═══ INFORMATION GIVEN

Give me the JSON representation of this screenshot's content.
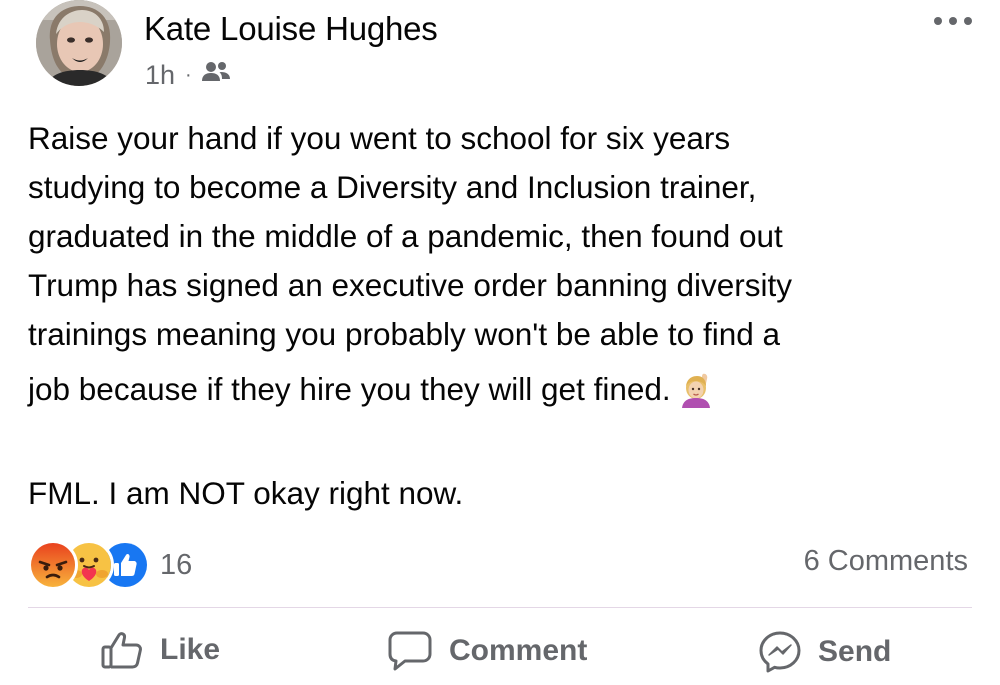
{
  "post": {
    "author": "Kate Louise Hughes",
    "time": "1h",
    "separator": "·",
    "audience_icon": "friends-icon",
    "more_icon": "more-options-icon",
    "text_lines": [
      "Raise your hand if you went to school for six years",
      "studying to become a Diversity and Inclusion trainer,",
      "graduated in the middle of a pandemic, then found out",
      "Trump has signed an executive order banning diversity",
      "trainings meaning you probably won't be able to find a",
      "job because if they hire you they will get fined."
    ],
    "text_emoji": "raising-hand-emoji",
    "second_paragraph": "FML. I am NOT okay right now."
  },
  "reactions": {
    "icons": [
      "angry-reaction-icon",
      "care-reaction-icon",
      "like-reaction-icon"
    ],
    "count": "16",
    "comments": "6 Comments"
  },
  "actions": {
    "like": "Like",
    "comment": "Comment",
    "send": "Send"
  },
  "colors": {
    "text": "#050505",
    "secondary": "#65676b",
    "like_blue": "#1877f2",
    "angry_orange": "#f7714c",
    "care_yellow": "#f7c244",
    "divider": "#e4d7e6"
  }
}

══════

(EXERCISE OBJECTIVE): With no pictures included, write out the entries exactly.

(RESPONSE AREA):
Give me the JSON representation of this screenshot's content.
{
  "post": {
    "author": "Kate Louise Hughes",
    "time": "1h",
    "separator": "·",
    "audience_icon": "friends-icon",
    "more_icon": "more-options-icon",
    "text_lines": [
      "Raise your hand if you went to school for six years",
      "studying to become a Diversity and Inclusion trainer,",
      "graduated in the middle of a pandemic, then found out",
      "Trump has signed an executive order banning diversity",
      "trainings meaning you probably won't be able to find a",
      "job because if they hire you they will get fined."
    ],
    "text_emoji": "raising-hand-emoji",
    "second_paragraph": "FML. I am NOT okay right now."
  },
  "reactions": {
    "icons": [
      "angry-reaction-icon",
      "care-reaction-icon",
      "like-reaction-icon"
    ],
    "count": "16",
    "comments": "6 Comments"
  },
  "actions": {
    "like": "Like",
    "comment": "Comment",
    "send": "Send"
  },
  "colors": {
    "text": "#050505",
    "secondary": "#65676b",
    "like_blue": "#1877f2",
    "angry_orange": "#f7714c",
    "care_yellow": "#f7c244",
    "divider": "#e4d7e6"
  }
}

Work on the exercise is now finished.